However, the same year Sister Mary Carmel was elected Prioress of Bodö. She may have had some reservations about the latter appointment but she certainly was glad to be back in Norway, because as she once said, "Norway made me!" Very quickly she perceived the new pastoral needs and engaged fully in the apostolate travelling by car, boat or plane in all weathers so as to reach isolated Catholics. It was this demanding work of evangelising and catechising, which the present Bishop acknowledges in his letter of condolence. Especially from the eighties onwards the Church grew more rapidly as Catholic immigrants spread widely over the vast region in the province of Nordland [North-land]. By the time the sisters left Bodö over 400 Catholics were registered. Already in 1981 the sisters moved into the newly built convent `Mariaklosteret' and thanks to Sister Mary Carmel's organisation and hard work it was a smooth transition. Life in the new convent became even more apostolic as from then on we were able to arrange lectures, various discussion groups and accommodate people coming from afar for instruction.

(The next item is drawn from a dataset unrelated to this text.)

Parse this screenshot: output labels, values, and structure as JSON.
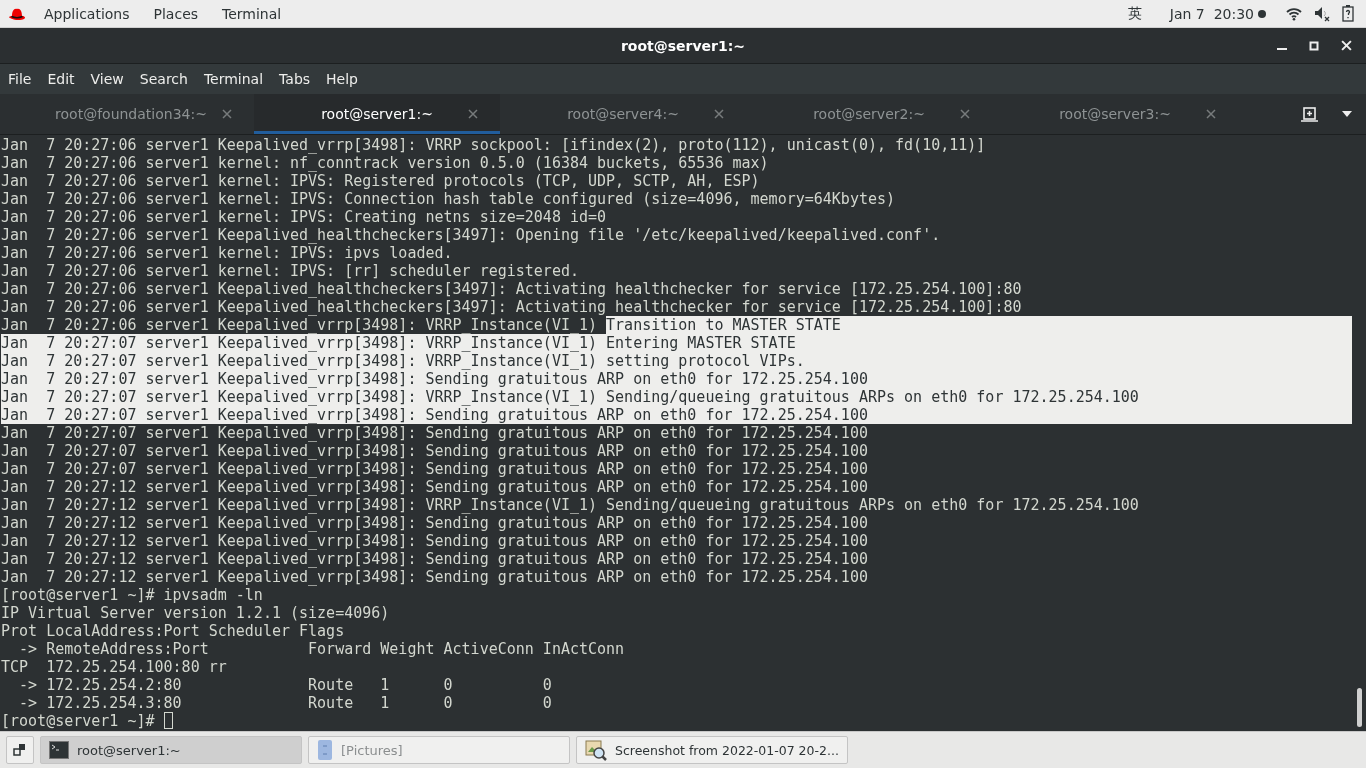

Sister Mary Carmel suffered much from arthritis which did not improve in the cold and wet conditions of the Arctic. After two sisters from the Philippines arrived to strengthen our mission in Bodö, it seemed right to her to ask for sabbatical leave, which she spent with the Contemplative Dominicans in Oslo from 1993 - 1995. It was a time of reflection and prayerful liturgies much appreciated by Sister after all those years in a small and busy community. In the autumn of 1995 Sister Mary Carmel returned to Bodö for another 2 years, but in 1997 she came back to England for good and lived for 7 years in our convent in Ealing. As her infirmities increased she needed care and so she came to Stone in 2004, where she was looked after lovingly by the staff in our infirmary. After a fall in July last year, which left Sister Mary Carmel more or less immobile, Sister moved to St. Mary's Home, where she also received much help and many kindnesses. Often her sense of humour and quick responses cheered those caring for her: `After all, I have always had the gift of the gab, - we all had it - but Lilly is best.'

In spite of increasing forgetfulness Sister Mary Carmel was alive and interested in all matters concerning the family and news from Norway in particular. In January this year she became fully aware that her life was ebbing away, saying among other things:

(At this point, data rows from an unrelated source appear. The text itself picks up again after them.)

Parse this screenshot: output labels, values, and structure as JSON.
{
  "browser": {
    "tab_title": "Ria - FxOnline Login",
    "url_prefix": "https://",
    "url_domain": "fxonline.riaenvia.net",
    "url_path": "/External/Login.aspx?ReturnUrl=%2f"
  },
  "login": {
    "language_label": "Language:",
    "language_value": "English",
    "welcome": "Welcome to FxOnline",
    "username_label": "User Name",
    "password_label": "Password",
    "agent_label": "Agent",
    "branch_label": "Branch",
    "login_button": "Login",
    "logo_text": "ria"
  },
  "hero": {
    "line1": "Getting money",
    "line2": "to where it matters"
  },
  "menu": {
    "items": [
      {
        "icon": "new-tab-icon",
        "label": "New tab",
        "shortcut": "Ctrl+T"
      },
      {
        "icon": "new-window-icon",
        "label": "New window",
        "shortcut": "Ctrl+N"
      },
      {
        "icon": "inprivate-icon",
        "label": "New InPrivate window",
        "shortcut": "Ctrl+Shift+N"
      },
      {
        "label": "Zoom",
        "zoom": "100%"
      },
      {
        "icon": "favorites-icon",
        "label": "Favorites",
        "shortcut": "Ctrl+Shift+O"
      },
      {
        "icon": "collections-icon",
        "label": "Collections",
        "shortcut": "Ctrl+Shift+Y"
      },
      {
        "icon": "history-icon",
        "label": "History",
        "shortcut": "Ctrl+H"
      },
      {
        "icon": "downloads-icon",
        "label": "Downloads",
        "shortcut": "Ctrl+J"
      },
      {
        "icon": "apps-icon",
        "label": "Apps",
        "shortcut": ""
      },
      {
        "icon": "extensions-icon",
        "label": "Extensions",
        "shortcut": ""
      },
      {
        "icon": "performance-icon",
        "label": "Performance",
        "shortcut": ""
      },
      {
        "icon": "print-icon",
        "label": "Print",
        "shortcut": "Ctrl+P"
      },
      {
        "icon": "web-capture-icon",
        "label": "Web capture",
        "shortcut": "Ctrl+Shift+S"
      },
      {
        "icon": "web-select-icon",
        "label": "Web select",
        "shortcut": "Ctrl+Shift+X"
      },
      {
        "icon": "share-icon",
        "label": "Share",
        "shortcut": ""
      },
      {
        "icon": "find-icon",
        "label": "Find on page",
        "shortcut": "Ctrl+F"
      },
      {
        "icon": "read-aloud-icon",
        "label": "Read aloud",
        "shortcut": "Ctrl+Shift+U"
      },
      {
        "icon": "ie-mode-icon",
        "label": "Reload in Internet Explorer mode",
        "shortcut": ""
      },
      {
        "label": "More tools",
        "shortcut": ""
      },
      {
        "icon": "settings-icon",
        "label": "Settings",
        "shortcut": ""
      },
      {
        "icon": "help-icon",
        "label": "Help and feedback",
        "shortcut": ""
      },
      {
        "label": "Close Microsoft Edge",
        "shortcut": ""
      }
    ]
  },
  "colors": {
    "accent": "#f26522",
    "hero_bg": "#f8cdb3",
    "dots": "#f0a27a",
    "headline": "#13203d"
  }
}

18th January 2010: `I thank God - I had time to rebel and time to repent. - He knows me - I trust. He is there' Who? `God, - God is good.'

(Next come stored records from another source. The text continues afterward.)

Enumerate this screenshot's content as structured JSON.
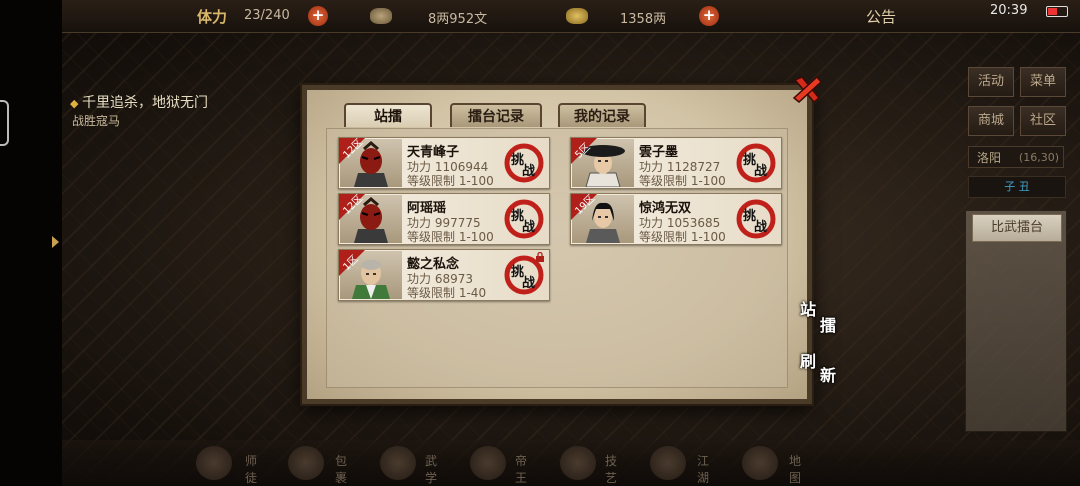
{
  "topbar": {
    "stamina_label": "体力",
    "stamina_value": "23/240",
    "silver_value": "8两952文",
    "gold_value": "1358两",
    "notice": "公告",
    "clock": "20:39"
  },
  "quest": {
    "title": "千里追杀，地狱无门",
    "subtitle": "战胜寇马"
  },
  "side_menu": {
    "items": [
      "活动",
      "菜单",
      "商城",
      "社区"
    ],
    "city": "洛阳",
    "coords": "(16,30)",
    "shichen": "子 丑",
    "arena_button": "比武擂台"
  },
  "dock": {
    "labels": [
      "师徒",
      "包裹",
      "武学",
      "帝王",
      "技艺",
      "江湖",
      "地图"
    ]
  },
  "dialog": {
    "tabs": [
      "站擂",
      "擂台记录",
      "我的记录"
    ],
    "active_tab": "站擂",
    "gongli_label": "功力",
    "level_label": "等级限制",
    "challenge_label": "挑战",
    "players": [
      {
        "zone": "12区",
        "name": "天青峰子",
        "power": "1106944",
        "level": "1-100",
        "mask": "red"
      },
      {
        "zone": "5区",
        "name": "雲子墨",
        "power": "1128727",
        "level": "1-100",
        "mask": "hat"
      },
      {
        "zone": "12区",
        "name": "阿瑶瑶",
        "power": "997775",
        "level": "1-100",
        "mask": "red"
      },
      {
        "zone": "19区",
        "name": "惊鸿无双",
        "power": "1053685",
        "level": "1-100",
        "mask": "hair"
      },
      {
        "zone": "1区",
        "name": "懿之私念",
        "power": "68973",
        "level": "1-40",
        "mask": "monk",
        "locked": true
      }
    ],
    "buttons": {
      "stand": [
        "站",
        "擂"
      ],
      "refresh": [
        "刷",
        "新"
      ]
    }
  },
  "colors": {
    "accent_red": "#b0201a",
    "parchment": "#d2c3a5",
    "frame": "#4a3a28"
  }
}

19th January 2010: `I must be on my last lap now.' `I want to reach it!' What? `Heaven, of course!' `Am I dying?' Not yet. `I wish He would get a move on!'

15th February 2010: `Pray for me that I will persevere to the end! I cannot do much now. Will you give me a Rosary?'

30th March 2010: `I didn't know it (dying) would be so hard. Pray for me.' `Thank her (Sr. M. Fintan) for her prayers and ask her to keep them up.'

So we'd better do the same, that is, say prayers for our Sister Mary Carmel and keep them up.

Eternal rest grant unto her, O Lord, and let perpetual light shine upon her. May she rest in peace! Amen.

KI - Katolsk Informasjonstjeneste (Oslo) (26. april 2010)

av Webmaster publisert 26.04.2010, sist endret 19.01.2011 - 15:59